Eviction discussions can be awkward, but open communication will make the process smoother. Try to understand what is happening, find out about the situation, and determine if anything can change.
If it’s something severe, such as illegal activity, the communication can be limited as there isn’t much to discuss; however, if the issue is related to breaking a lease rule or missing a payment, a simple discussion can usually fix the issue.
If communication fails to resolve the issues, it’s time to start documenting problems. Keep a detailed record of all relevant interactions, including emails, letters, or any other form of communication. This documentation will serve as evidence if legal action becomes necessary. Record dates, times, and the nature of the issue in question.
Know the Legal Grounds
Before proceeding with an eviction, landlords must be familiar with their jurisdiction’s legal grounds for eviction. Common reasons include non-payment of rent, violation of lease terms, or engaging in illegal activities on the property. Understanding the specific criteria for eviction in your area ensures compliance with the law.
In most legal cases, landlords must provide tenants with a formal notice before initiating eviction proceedings. This notice typically outlines the reason for eviction, the steps the tenant can take to remedy the situation, and the timeframe within which they must address the issue. Adhering to these notice requirements is essential for a legally sound eviction.
Seek Legal Advice
If you need clarification on the legal aspects of an eviction, it’s wise to consult with a legal professional. An attorney specializing in landlord-tenant law can guide your area’s specific procedures and regulations, helping you confidently navigate the process. The last thing you want is to get to court and realize you haven’t covered all your steps.
If the tenant fails to address the issues outlined in the notice, landlords may need to file an eviction lawsuit in court. This involves submitting the necessary documentation and evidence to support the case. Legal representation during court proceedings is highly recommended to ensure a fair and lawful process.
Attorneys deal with evictions all the time and know all the loopholes and common issues that come up. While you may feel confident in understanding the law and contracts, going about this alone can be very difficult.
Understanding Tenant Rights
Respecting and upholding the tenant’s rights throughout the eviction process is crucial.
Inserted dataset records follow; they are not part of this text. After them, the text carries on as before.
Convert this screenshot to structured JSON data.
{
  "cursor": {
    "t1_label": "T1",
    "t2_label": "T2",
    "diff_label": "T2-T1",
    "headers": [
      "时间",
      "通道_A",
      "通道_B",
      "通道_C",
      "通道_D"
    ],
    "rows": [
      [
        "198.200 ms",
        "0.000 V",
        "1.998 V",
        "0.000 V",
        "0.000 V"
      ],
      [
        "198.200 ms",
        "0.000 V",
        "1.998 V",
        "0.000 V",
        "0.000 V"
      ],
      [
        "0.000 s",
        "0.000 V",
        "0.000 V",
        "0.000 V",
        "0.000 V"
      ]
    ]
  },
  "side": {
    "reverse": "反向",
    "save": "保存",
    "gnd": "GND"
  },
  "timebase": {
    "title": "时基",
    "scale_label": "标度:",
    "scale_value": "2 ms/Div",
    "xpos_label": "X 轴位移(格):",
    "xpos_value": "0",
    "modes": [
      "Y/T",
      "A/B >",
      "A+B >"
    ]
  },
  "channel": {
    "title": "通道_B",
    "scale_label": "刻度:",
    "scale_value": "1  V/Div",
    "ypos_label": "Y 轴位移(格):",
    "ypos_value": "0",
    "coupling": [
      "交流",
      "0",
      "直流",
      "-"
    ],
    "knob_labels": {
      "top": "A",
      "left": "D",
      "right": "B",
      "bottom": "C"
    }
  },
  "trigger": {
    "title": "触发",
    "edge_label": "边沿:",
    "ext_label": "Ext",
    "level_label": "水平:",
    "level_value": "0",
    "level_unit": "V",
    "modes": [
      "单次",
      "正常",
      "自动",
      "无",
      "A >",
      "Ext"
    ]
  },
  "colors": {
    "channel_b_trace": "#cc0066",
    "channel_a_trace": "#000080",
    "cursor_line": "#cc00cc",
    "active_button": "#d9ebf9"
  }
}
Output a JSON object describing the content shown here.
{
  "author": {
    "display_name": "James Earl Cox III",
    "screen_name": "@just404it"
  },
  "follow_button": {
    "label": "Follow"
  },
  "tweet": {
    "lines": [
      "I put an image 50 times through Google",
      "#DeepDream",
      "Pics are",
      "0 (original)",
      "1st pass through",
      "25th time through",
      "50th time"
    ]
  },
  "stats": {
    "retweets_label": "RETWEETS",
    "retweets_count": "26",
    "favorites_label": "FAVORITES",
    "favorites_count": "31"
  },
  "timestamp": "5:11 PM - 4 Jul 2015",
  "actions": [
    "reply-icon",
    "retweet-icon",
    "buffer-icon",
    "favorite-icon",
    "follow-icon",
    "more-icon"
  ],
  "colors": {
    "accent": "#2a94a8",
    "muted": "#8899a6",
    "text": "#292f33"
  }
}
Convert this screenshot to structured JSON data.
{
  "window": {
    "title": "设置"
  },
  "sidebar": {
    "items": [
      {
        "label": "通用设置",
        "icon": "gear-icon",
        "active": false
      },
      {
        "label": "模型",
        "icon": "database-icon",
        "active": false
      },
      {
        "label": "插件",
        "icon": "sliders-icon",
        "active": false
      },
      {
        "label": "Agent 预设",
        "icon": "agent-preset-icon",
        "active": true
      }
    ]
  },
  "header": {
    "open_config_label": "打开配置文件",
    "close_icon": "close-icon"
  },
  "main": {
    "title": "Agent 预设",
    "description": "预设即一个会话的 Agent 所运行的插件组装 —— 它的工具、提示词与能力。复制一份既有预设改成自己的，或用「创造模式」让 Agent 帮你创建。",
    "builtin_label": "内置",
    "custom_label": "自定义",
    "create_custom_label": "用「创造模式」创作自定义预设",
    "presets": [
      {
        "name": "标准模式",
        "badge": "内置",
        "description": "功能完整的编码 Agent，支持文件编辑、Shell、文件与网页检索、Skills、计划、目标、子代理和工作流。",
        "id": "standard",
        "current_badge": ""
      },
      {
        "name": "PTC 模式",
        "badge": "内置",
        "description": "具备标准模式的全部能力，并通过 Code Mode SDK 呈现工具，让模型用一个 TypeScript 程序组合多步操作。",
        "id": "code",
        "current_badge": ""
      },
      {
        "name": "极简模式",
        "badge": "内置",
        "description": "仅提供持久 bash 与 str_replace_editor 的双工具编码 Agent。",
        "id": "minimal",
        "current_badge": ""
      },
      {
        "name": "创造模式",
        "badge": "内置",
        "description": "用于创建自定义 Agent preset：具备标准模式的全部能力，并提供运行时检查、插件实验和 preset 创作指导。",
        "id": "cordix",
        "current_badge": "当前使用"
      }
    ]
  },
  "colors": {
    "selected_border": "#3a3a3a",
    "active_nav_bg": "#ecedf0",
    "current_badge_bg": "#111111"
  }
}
Tenants have legal protections, and landlords must adhere to established procedures to avoid legal repercussions. If a landlord breaks a tenant’s rights, it can make things get very complicated with other steps.
Familiarizing yourself with tenant rights in your jurisdiction helps maintain a fair and lawful process. It also protects you in case some laws need to be more obvious or well-known.
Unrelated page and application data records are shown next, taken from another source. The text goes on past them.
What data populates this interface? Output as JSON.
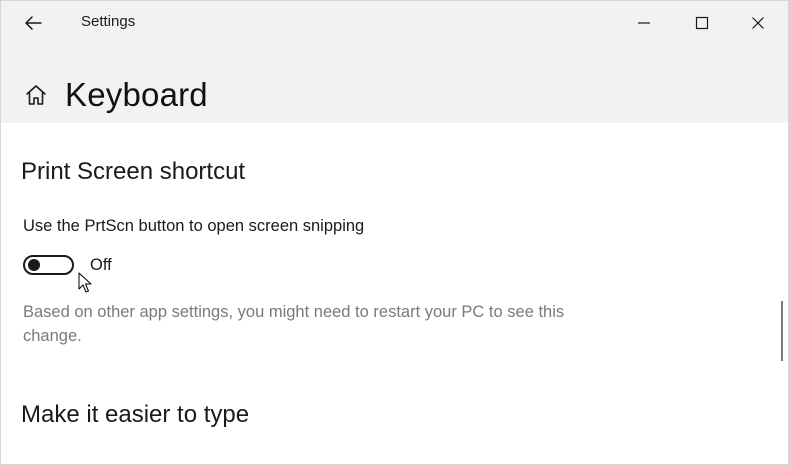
{
  "window": {
    "title": "Settings"
  },
  "titlebar": {
    "back_icon": "back-arrow-icon",
    "minimize_icon": "minimize-icon",
    "maximize_icon": "maximize-icon",
    "close_icon": "close-icon"
  },
  "header": {
    "icon": "home-icon",
    "title": "Keyboard"
  },
  "print_screen_section": {
    "title": "Print Screen shortcut",
    "setting_label": "Use the PrtScn button to open screen snipping",
    "toggle_state": "Off",
    "toggle_on": false,
    "hint": "Based on other app settings, you might need to restart your PC to see this change."
  },
  "typing_section": {
    "title": "Make it easier to type"
  },
  "colors": {
    "header_background": "#f2f2f2",
    "text": "#1a1a1a",
    "hint_text": "#7a7a7a"
  }
}
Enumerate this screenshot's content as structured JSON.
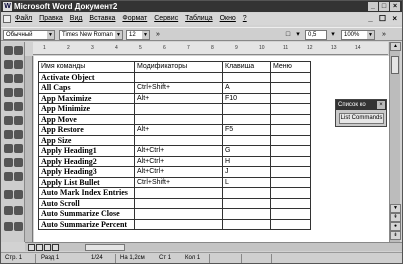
{
  "window": {
    "title": "Microsoft Word  Документ2",
    "controls": [
      "_",
      "□",
      "×"
    ]
  },
  "menu": {
    "items": [
      "Файл",
      "Правка",
      "Вид",
      "Вставка",
      "Формат",
      "Сервис",
      "Таблица",
      "Окно",
      "?"
    ],
    "doc_controls": "_ ☐ ×"
  },
  "toolbar": {
    "style_value": "Обычный",
    "font_value": "Times New Roman",
    "size_value": "12",
    "indent_value": "0,5",
    "zoom_value": "100%"
  },
  "ruler": {
    "ticks": [
      "1",
      "2",
      "3",
      "4",
      "5",
      "6",
      "7",
      "8",
      "9",
      "10",
      "11",
      "12",
      "13",
      "14"
    ]
  },
  "table": {
    "headers": [
      "Имя команды",
      "Модификаторы",
      "Клавиша",
      "Меню"
    ],
    "rows": [
      [
        "Activate Object",
        "",
        "",
        ""
      ],
      [
        "All Caps",
        "Ctrl+Shift+",
        "A",
        ""
      ],
      [
        "App Maximize",
        "Alt+",
        "F10",
        ""
      ],
      [
        "App Minimize",
        "",
        "",
        ""
      ],
      [
        "App Move",
        "",
        "",
        ""
      ],
      [
        "App Restore",
        "Alt+",
        "F5",
        ""
      ],
      [
        "App Size",
        "",
        "",
        ""
      ],
      [
        "Apply Heading1",
        "Alt+Ctrl+",
        "G",
        ""
      ],
      [
        "Apply Heading2",
        "Alt+Ctrl+",
        "H",
        ""
      ],
      [
        "Apply Heading3",
        "Alt+Ctrl+",
        "J",
        ""
      ],
      [
        "Apply List Bullet",
        "Ctrl+Shift+",
        "L",
        ""
      ],
      [
        "Auto Mark Index Entries",
        "",
        "",
        ""
      ],
      [
        "Auto Scroll",
        "",
        "",
        ""
      ],
      [
        "Auto Summarize Close",
        "",
        "",
        ""
      ],
      [
        "Auto Summarize Percent",
        "",
        "",
        ""
      ]
    ]
  },
  "floating_toolbar": {
    "title": "Список ко",
    "close": "×",
    "button_label": "List Commands"
  },
  "status": {
    "page": "Стр. 1",
    "section": "Разд 1",
    "pages": "1/24",
    "position": "На 1,2см",
    "line": "Ст 1",
    "column": "Кол 1"
  }
}
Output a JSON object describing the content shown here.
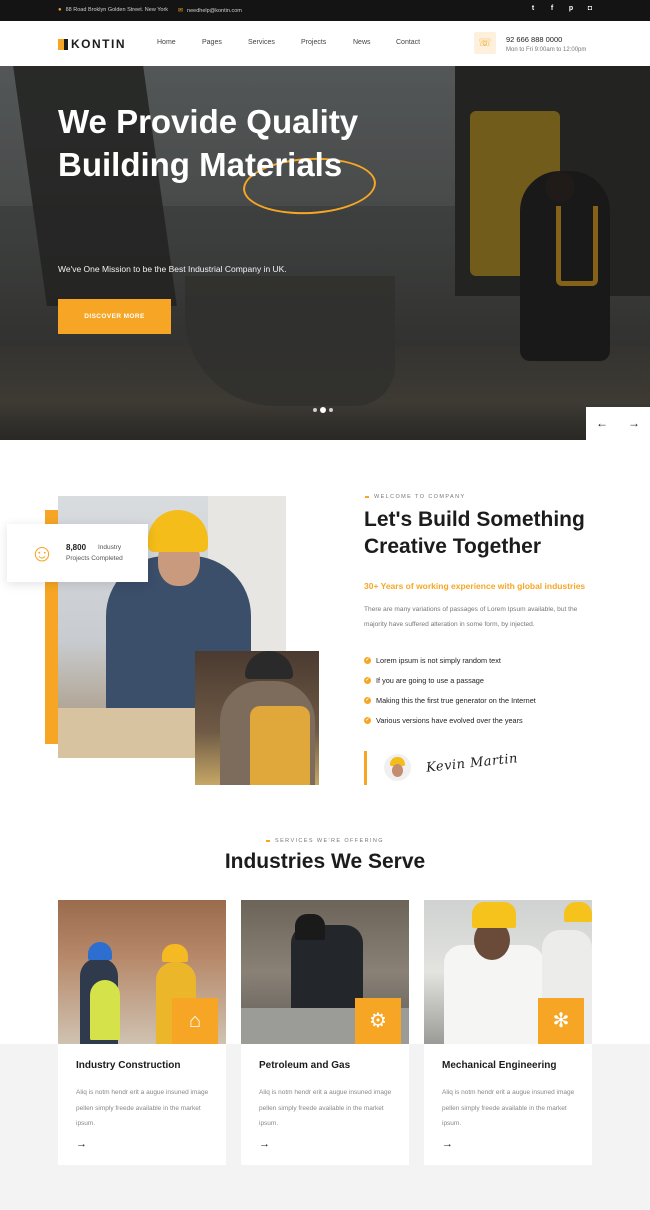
{
  "topbar": {
    "address": "88 Road Broklyn Golden Street. New York",
    "email": "needhelp@kontin.com",
    "social": [
      {
        "icon": "twitter-icon",
        "glyph": "t"
      },
      {
        "icon": "facebook-icon",
        "glyph": "f"
      },
      {
        "icon": "pinterest-icon",
        "glyph": "p"
      },
      {
        "icon": "instagram-icon",
        "glyph": "◘"
      }
    ]
  },
  "header": {
    "logo": "KONTIN",
    "nav": [
      "Home",
      "Pages",
      "Services",
      "Projects",
      "News",
      "Contact"
    ],
    "phone": "92 666 888 0000",
    "hours": "Mon to Fri 9:00am to 12:00pm"
  },
  "hero": {
    "title_line1_a": "We Provide ",
    "title_line1_b": "Quality",
    "title_line2": "Building Materials",
    "subtitle": "We've One Mission to be the Best Industrial Company in UK.",
    "button": "DISCOVER MORE",
    "prev_arrow": "←",
    "next_arrow": "→",
    "active_slide": 2,
    "slide_count": 3
  },
  "about": {
    "stat_number": "8,800",
    "stat_word": "Industry",
    "stat_label": "Projects Completed",
    "tagline": "WELCOME TO COMPANY",
    "title_line1": "Let's Build Something",
    "title_line2": "Creative Together",
    "highlight": "30+ Years of working experience with global industries",
    "text": "There are many variations of passages of Lorem Ipsum available, but the majority have suffered alteration in some form, by injected.",
    "checklist": [
      "Lorem ipsum is not simply random text",
      "If you are going to use a passage",
      "Making this the first true generator on the Internet",
      "Various versions have evolved over the years"
    ],
    "signature": "Kevin Martin"
  },
  "services": {
    "tagline": "SERVICES WE'RE OFFERING",
    "title": "Industries We Serve",
    "cards": [
      {
        "title": "Industry Construction",
        "text": "Aliq is notm hendr erit a augue insuned image pellen simply freede available in the market ipsum.",
        "icon": "factory-icon",
        "arrow": "→"
      },
      {
        "title": "Petroleum and Gas",
        "text": "Aliq is notm hendr erit a augue insuned image pellen simply freede available in the market ipsum.",
        "icon": "oil-gas-icon",
        "arrow": "→"
      },
      {
        "title": "Mechanical Engineering",
        "text": "Aliq is notm hendr erit a augue insuned image pellen simply freede available in the market ipsum.",
        "icon": "gears-icon",
        "arrow": "→"
      }
    ]
  },
  "colors": {
    "accent": "#f6a624",
    "dark": "#1c1c1c",
    "topbar": "#141414"
  }
}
Executing the Eviction
If the court rules in favor of the landlord and the tenant fails to vacate the property voluntarily, law enforcement may be involved in executing the eviction. Coordinating with local authorities is essential to ensure a smooth and lawful process.
Evictions can be stressful for tenants, and sometimes, people act irrationally. Don’t assume that just because you know the tenant and have never seen them act irrationally, they won’t when they get kicked out.
The Importance of Empathy
Throughout the eviction process, it’s crucial to maintain empathy and understanding. Life circumstances can change rapidly, and tenants may face challenges that impact their ability to meet their obligations. By approaching the situation compassionately, landlords create an environment where tenants feel more comfortable discussing their difficulties and working towards a solution.
This isn’t to say that you need to give complete forgiveness and allow tenants to stay in the rental, but try to understand the situation. If a tenant lost their job, has children, and has been consistent in paying rent, maybe consider trying to work with them.
Keep in mind that running an eviction should always be a last resort.
Consider Other Options
If you feel uncomfortable with the eviction process or want to avoid dealing with other aspects of being a landlord, consider hiring a property management service to take care of it for you.
Property management companies, such as Green Residential, a Houston-based property management business, can do everything for landlords, from collecting payments to answering maintenance requests and, yes, even handling evictions. If you’re just getting into renting out a property or have been for a while but feel you still need help, check out their options and services.
Handling an eviction as a landlord is a complex and sensitive process that requires careful consideration and adherence to the law. Landlords can navigate the eviction process with empathy and integrity by openly communicating, documenting issues, understanding legal grounds, and seeking professional advice.
Remember, if an eviction is necessary, the goal is to remove a tenant and ensure a fair and lawful resolution for everyone involved.